## What is expected
From the first line to the last, restate the records word for word, skipping the pictures.

## Record extracts
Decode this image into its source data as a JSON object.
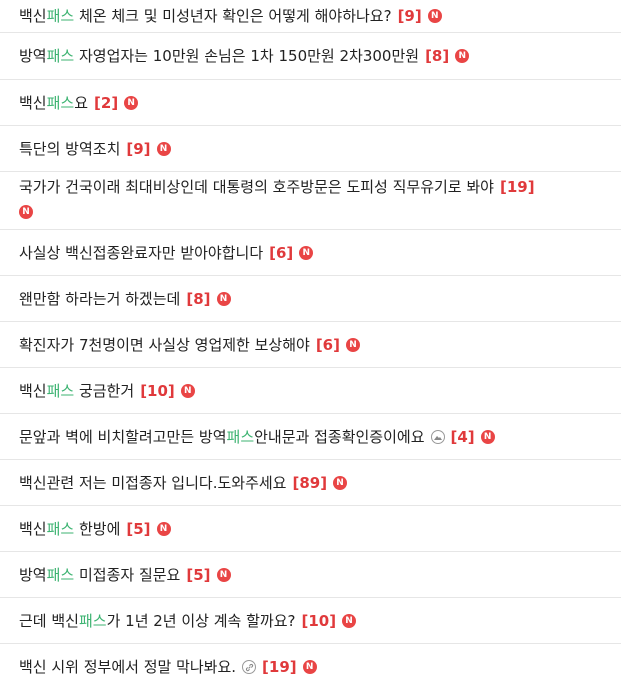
{
  "items": [
    {
      "pre": "백신",
      "hl": "패스",
      "post": " 체온 체크 및 미성년자 확인은 어떻게 해야하나요?",
      "count": "[9]",
      "att": "",
      "new": "N"
    },
    {
      "pre": "방역",
      "hl": "패스",
      "post": " 자영업자는 10만원 손님은 1차 150만원 2차300만원",
      "count": "[8]",
      "att": "",
      "new": "N"
    },
    {
      "pre": "백신",
      "hl": "패스",
      "post": "요",
      "count": "[2]",
      "att": "",
      "new": "N"
    },
    {
      "pre": "특단의 방역조치",
      "hl": "",
      "post": "",
      "count": "[9]",
      "att": "",
      "new": "N"
    },
    {
      "pre": "국가가 건국이래 최대비상인데 대통령의 호주방문은 도피성 직무유기로 봐야",
      "hl": "",
      "post": "",
      "count": "[19]",
      "att": "",
      "new": "N"
    },
    {
      "pre": "사실상 백신접종완료자만 받아야합니다",
      "hl": "",
      "post": "",
      "count": "[6]",
      "att": "",
      "new": "N"
    },
    {
      "pre": "왠만함 하라는거 하겠는데",
      "hl": "",
      "post": "",
      "count": "[8]",
      "att": "",
      "new": "N"
    },
    {
      "pre": "확진자가 7천명이면 사실상 영업제한 보상해야",
      "hl": "",
      "post": "",
      "count": "[6]",
      "att": "",
      "new": "N"
    },
    {
      "pre": "백신",
      "hl": "패스",
      "post": " 궁금한거",
      "count": "[10]",
      "att": "",
      "new": "N"
    },
    {
      "pre": "문앞과 벽에 비치할려고만든 방역",
      "hl": "패스",
      "post": "안내문과 접종확인증이에요",
      "count": "[4]",
      "att": "image",
      "new": "N"
    },
    {
      "pre": "백신관련 저는 미접종자 입니다.도와주세요",
      "hl": "",
      "post": "",
      "count": "[89]",
      "att": "",
      "new": "N"
    },
    {
      "pre": "백신",
      "hl": "패스",
      "post": " 한방에",
      "count": "[5]",
      "att": "",
      "new": "N"
    },
    {
      "pre": "방역",
      "hl": "패스",
      "post": " 미접종자 질문요",
      "count": "[5]",
      "att": "",
      "new": "N"
    },
    {
      "pre": "근데 백신",
      "hl": "패스",
      "post": "가 1년 2년 이상 계속 할까요?",
      "count": "[10]",
      "att": "",
      "new": "N"
    },
    {
      "pre": "백신 시위 정부에서 정말 막나봐요.",
      "hl": "",
      "post": "",
      "count": "[19]",
      "att": "link",
      "new": "N"
    }
  ]
}
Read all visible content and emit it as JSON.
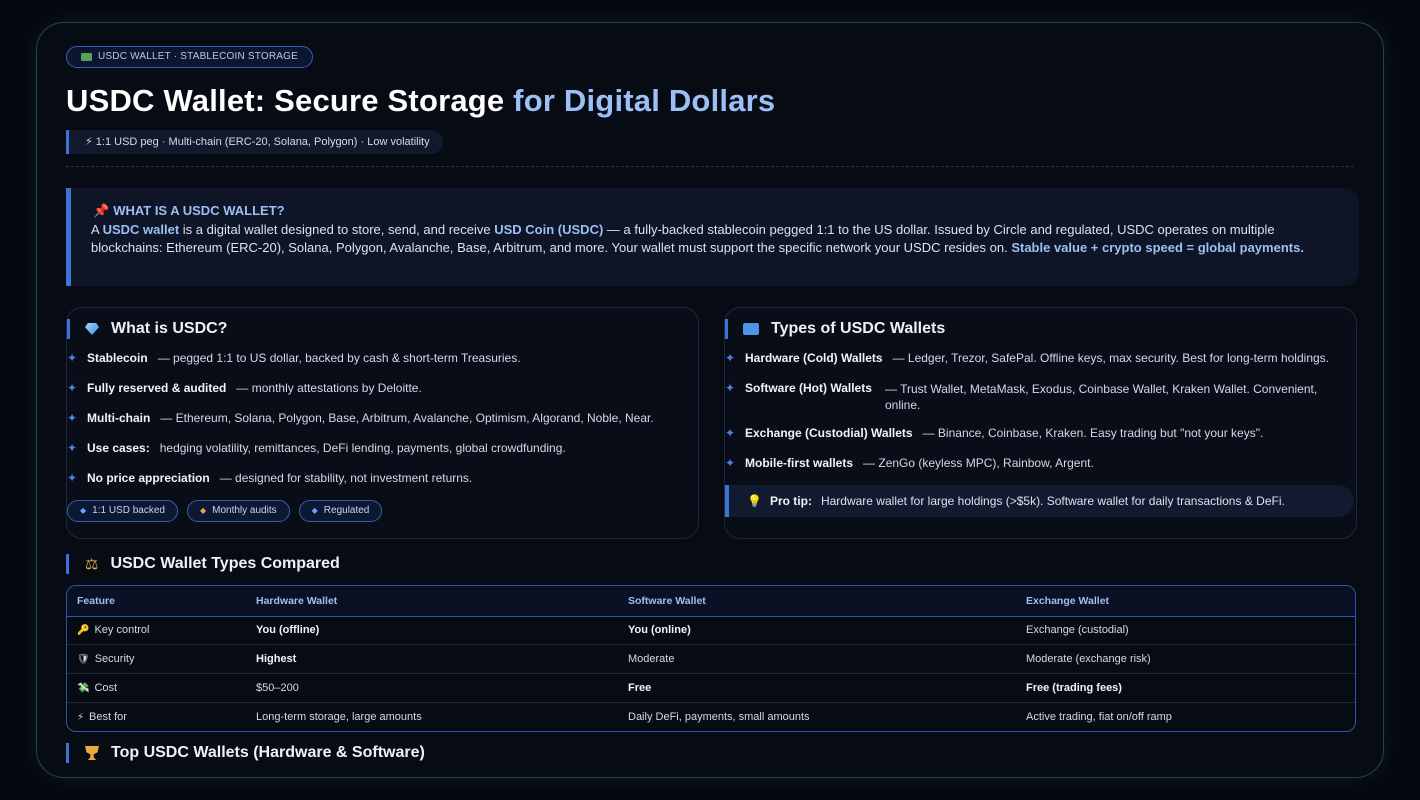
{
  "header": {
    "pill": "USDC WALLET · STABLECOIN STORAGE",
    "title_main": "USDC Wallet: Secure Storage ",
    "title_accent": "for Digital Dollars",
    "subtag": "⚡ 1:1 USD peg · Multi-chain (ERC-20, Solana, Polygon) · Low volatility"
  },
  "what_box": {
    "title": "WHAT IS A USDC WALLET?",
    "p1": "A ",
    "p1_hl": "USDC wallet",
    "p2": " is a digital wallet designed to store, send, and receive ",
    "p2_hl": "USD Coin (USDC)",
    "p3": " — a fully-backed stablecoin pegged 1:1 to the US dollar. Issued by Circle and regulated, USDC operates on multiple blockchains: Ethereum (ERC-20), Solana, Polygon, Avalanche, Base, Arbitrum, and more. Your wallet must support the specific network your USDC resides on. ",
    "p3_hl": "Stable value + crypto speed = global payments."
  },
  "what_is_usdc": {
    "title": "What is USDC?",
    "items": [
      {
        "label": "Stablecoin",
        "text": "— pegged 1:1 to US dollar, backed by cash & short-term Treasuries."
      },
      {
        "label": "Fully reserved & audited",
        "text": "— monthly attestations by Deloitte."
      },
      {
        "label": "Multi-chain",
        "text": "— Ethereum, Solana, Polygon, Base, Arbitrum, Avalanche, Optimism, Algorand, Noble, Near."
      },
      {
        "label": "Use cases:",
        "text": "hedging volatility, remittances, DeFi lending, payments, global crowdfunding."
      },
      {
        "label": "No price appreciation",
        "text": "— designed for stability, not investment returns."
      }
    ],
    "badges": [
      "1:1 USD backed",
      "Monthly audits",
      "Regulated"
    ]
  },
  "types": {
    "title": "Types of USDC Wallets",
    "items": [
      {
        "label": "Hardware (Cold) Wallets",
        "text": "— Ledger, Trezor, SafePal. Offline keys, max security. Best for long-term holdings."
      },
      {
        "label": "Software (Hot) Wallets",
        "text": "— Trust Wallet, MetaMask, Exodus, Coinbase Wallet, Kraken Wallet. Convenient, online."
      },
      {
        "label": "Exchange (Custodial) Wallets",
        "text": "— Binance, Coinbase, Kraken. Easy trading but \"not your keys\"."
      },
      {
        "label": "Mobile-first wallets",
        "text": "— ZenGo (keyless MPC), Rainbow, Argent."
      }
    ],
    "tip_label": "Pro tip:",
    "tip_text": "Hardware wallet for large holdings (>$5k). Software wallet for daily transactions & DeFi."
  },
  "compare": {
    "title": "USDC Wallet Types Compared",
    "headers": [
      "Feature",
      "Hardware Wallet",
      "Software Wallet",
      "Exchange Wallet"
    ],
    "rows": [
      [
        "🔑",
        "Key control",
        "You (offline)",
        "You (online)",
        "Exchange (custodial)"
      ],
      [
        "🛡",
        "Security",
        "Highest",
        "Moderate",
        "Moderate (exchange risk)"
      ],
      [
        "💸",
        "Cost",
        "$50–200",
        "Free",
        "Free (trading fees)"
      ],
      [
        "⚡",
        "Best for",
        "Long-term storage, large amounts",
        "Daily DeFi, payments, small amounts",
        "Active trading, fiat on/off ramp"
      ]
    ]
  },
  "top": {
    "title": "Top USDC Wallets (Hardware & Software)"
  }
}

## Result of the task
Decode this image into its source data as a JSON object.
{
  "items": [
    {
      "pre": "백신",
      "hl": "패스",
      "post": " 체온 체크 및 미성년자 확인은 어떻게 해야하나요?",
      "count": "[9]",
      "att": "",
      "new": "N"
    },
    {
      "pre": "방역",
      "hl": "패스",
      "post": " 자영업자는 10만원 손님은 1차 150만원 2차300만원",
      "count": "[8]",
      "att": "",
      "new": "N"
    },
    {
      "pre": "백신",
      "hl": "패스",
      "post": "요",
      "count": "[2]",
      "att": "",
      "new": "N"
    },
    {
      "pre": "특단의 방역조치",
      "hl": "",
      "post": "",
      "count": "[9]",
      "att": "",
      "new": "N"
    },
    {
      "pre": "국가가 건국이래 최대비상인데 대통령의 호주방문은 도피성 직무유기로 봐야",
      "hl": "",
      "post": "",
      "count": "[19]",
      "att": "",
      "new": "N"
    },
    {
      "pre": "사실상 백신접종완료자만 받아야합니다",
      "hl": "",
      "post": "",
      "count": "[6]",
      "att": "",
      "new": "N"
    },
    {
      "pre": "왠만함 하라는거 하겠는데",
      "hl": "",
      "post": "",
      "count": "[8]",
      "att": "",
      "new": "N"
    },
    {
      "pre": "확진자가 7천명이면 사실상 영업제한 보상해야",
      "hl": "",
      "post": "",
      "count": "[6]",
      "att": "",
      "new": "N"
    },
    {
      "pre": "백신",
      "hl": "패스",
      "post": " 궁금한거",
      "count": "[10]",
      "att": "",
      "new": "N"
    },
    {
      "pre": "문앞과 벽에 비치할려고만든 방역",
      "hl": "패스",
      "post": "안내문과 접종확인증이에요",
      "count": "[4]",
      "att": "image",
      "new": "N"
    },
    {
      "pre": "백신관련 저는 미접종자 입니다.도와주세요",
      "hl": "",
      "post": "",
      "count": "[89]",
      "att": "",
      "new": "N"
    },
    {
      "pre": "백신",
      "hl": "패스",
      "post": " 한방에",
      "count": "[5]",
      "att": "",
      "new": "N"
    },
    {
      "pre": "방역",
      "hl": "패스",
      "post": " 미접종자 질문요",
      "count": "[5]",
      "att": "",
      "new": "N"
    },
    {
      "pre": "근데 백신",
      "hl": "패스",
      "post": "가 1년 2년 이상 계속 할까요?",
      "count": "[10]",
      "att": "",
      "new": "N"
    },
    {
      "pre": "백신 시위 정부에서 정말 막나봐요.",
      "hl": "",
      "post": "",
      "count": "[19]",
      "att": "link",
      "new": "N"
    }
  ]
}
Read all visible content and emit it as JSON.
{
  "header": {
    "pill": "USDC WALLET · STABLECOIN STORAGE",
    "title_main": "USDC Wallet: Secure Storage ",
    "title_accent": "for Digital Dollars",
    "subtag": "⚡ 1:1 USD peg · Multi-chain (ERC-20, Solana, Polygon) · Low volatility"
  },
  "what_box": {
    "title": "WHAT IS A USDC WALLET?",
    "p1": "A ",
    "p1_hl": "USDC wallet",
    "p2": " is a digital wallet designed to store, send, and receive ",
    "p2_hl": "USD Coin (USDC)",
    "p3": " — a fully-backed stablecoin pegged 1:1 to the US dollar. Issued by Circle and regulated, USDC operates on multiple blockchains: Ethereum (ERC-20), Solana, Polygon, Avalanche, Base, Arbitrum, and more. Your wallet must support the specific network your USDC resides on. ",
    "p3_hl": "Stable value + crypto speed = global payments."
  },
  "what_is_usdc": {
    "title": "What is USDC?",
    "items": [
      {
        "label": "Stablecoin",
        "text": "— pegged 1:1 to US dollar, backed by cash & short-term Treasuries."
      },
      {
        "label": "Fully reserved & audited",
        "text": "— monthly attestations by Deloitte."
      },
      {
        "label": "Multi-chain",
        "text": "— Ethereum, Solana, Polygon, Base, Arbitrum, Avalanche, Optimism, Algorand, Noble, Near."
      },
      {
        "label": "Use cases:",
        "text": "hedging volatility, remittances, DeFi lending, payments, global crowdfunding."
      },
      {
        "label": "No price appreciation",
        "text": "— designed for stability, not investment returns."
      }
    ],
    "badges": [
      "1:1 USD backed",
      "Monthly audits",
      "Regulated"
    ]
  },
  "types": {
    "title": "Types of USDC Wallets",
    "items": [
      {
        "label": "Hardware (Cold) Wallets",
        "text": "— Ledger, Trezor, SafePal. Offline keys, max security. Best for long-term holdings."
      },
      {
        "label": "Software (Hot) Wallets",
        "text": "— Trust Wallet, MetaMask, Exodus, Coinbase Wallet, Kraken Wallet. Convenient, online."
      },
      {
        "label": "Exchange (Custodial) Wallets",
        "text": "— Binance, Coinbase, Kraken. Easy trading but \"not your keys\"."
      },
      {
        "label": "Mobile-first wallets",
        "text": "— ZenGo (keyless MPC), Rainbow, Argent."
      }
    ],
    "tip_label": "Pro tip:",
    "tip_text": "Hardware wallet for large holdings (>$5k). Software wallet for daily transactions & DeFi."
  },
  "compare": {
    "title": "USDC Wallet Types Compared",
    "headers": [
      "Feature",
      "Hardware Wallet",
      "Software Wallet",
      "Exchange Wallet"
    ],
    "rows": [
      [
        "🔑",
        "Key control",
        "You (offline)",
        "You (online)",
        "Exchange (custodial)"
      ],
      [
        "🛡",
        "Security",
        "Highest",
        "Moderate",
        "Moderate (exchange risk)"
      ],
      [
        "💸",
        "Cost",
        "$50–200",
        "Free",
        "Free (trading fees)"
      ],
      [
        "⚡",
        "Best for",
        "Long-term storage, large amounts",
        "Daily DeFi, payments, small amounts",
        "Active trading, fiat on/off ramp"
      ]
    ]
  },
  "top": {
    "title": "Top USDC Wallets (Hardware & Software)"
  }
}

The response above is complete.